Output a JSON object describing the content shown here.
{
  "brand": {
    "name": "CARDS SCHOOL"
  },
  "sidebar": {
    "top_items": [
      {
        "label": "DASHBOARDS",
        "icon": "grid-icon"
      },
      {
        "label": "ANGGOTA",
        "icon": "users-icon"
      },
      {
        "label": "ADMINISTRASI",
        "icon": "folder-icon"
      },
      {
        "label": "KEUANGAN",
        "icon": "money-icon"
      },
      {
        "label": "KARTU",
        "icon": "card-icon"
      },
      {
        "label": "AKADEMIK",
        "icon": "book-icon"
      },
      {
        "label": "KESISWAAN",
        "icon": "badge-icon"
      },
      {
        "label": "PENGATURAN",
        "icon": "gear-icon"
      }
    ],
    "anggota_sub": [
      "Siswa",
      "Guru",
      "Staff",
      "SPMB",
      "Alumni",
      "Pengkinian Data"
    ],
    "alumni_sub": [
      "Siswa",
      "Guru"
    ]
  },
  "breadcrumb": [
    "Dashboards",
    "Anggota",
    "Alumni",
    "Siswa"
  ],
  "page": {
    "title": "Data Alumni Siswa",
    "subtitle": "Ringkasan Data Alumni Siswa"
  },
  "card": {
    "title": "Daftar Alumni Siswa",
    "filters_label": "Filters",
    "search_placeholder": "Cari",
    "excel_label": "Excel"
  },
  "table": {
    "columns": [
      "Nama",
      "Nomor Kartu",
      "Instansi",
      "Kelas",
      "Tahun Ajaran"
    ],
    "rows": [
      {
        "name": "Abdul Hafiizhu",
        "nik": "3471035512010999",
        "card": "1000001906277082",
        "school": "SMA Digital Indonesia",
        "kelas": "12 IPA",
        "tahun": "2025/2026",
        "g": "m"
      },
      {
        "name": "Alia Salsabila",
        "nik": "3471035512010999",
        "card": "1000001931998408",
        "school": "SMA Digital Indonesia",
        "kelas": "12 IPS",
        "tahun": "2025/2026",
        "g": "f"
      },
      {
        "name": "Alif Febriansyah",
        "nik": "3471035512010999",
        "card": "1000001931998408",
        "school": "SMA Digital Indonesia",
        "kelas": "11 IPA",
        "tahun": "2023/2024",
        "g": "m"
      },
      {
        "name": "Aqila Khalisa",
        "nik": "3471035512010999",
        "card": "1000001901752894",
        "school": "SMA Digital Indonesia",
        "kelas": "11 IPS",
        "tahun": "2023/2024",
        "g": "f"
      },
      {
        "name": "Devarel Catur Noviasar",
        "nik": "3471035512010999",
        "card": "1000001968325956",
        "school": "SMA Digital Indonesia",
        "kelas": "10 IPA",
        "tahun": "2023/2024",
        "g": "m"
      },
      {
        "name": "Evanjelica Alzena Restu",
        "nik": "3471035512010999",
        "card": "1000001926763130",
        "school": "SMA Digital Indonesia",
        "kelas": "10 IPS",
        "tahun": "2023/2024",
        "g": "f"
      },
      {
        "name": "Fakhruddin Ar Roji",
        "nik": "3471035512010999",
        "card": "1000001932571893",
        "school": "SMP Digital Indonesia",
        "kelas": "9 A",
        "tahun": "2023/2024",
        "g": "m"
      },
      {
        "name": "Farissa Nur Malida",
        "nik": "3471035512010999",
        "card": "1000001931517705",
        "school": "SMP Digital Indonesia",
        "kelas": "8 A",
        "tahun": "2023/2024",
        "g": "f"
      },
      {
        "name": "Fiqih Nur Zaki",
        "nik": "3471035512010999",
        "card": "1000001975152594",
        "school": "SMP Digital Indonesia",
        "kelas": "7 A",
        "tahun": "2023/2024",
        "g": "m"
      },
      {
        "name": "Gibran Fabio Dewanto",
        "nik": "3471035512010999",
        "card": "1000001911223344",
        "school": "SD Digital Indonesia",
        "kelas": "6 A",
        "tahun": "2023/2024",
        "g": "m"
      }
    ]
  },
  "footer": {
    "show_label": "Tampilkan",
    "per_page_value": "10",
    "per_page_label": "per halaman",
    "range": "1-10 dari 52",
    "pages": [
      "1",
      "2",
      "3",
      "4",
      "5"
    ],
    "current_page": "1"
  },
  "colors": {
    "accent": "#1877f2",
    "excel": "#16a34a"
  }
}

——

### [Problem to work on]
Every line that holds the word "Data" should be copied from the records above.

### [Answer to the problem]
      "Pengkinian Data"
    "title": "Data Alumni Siswa",
    "subtitle": "Ringkasan Data Alumni Siswa"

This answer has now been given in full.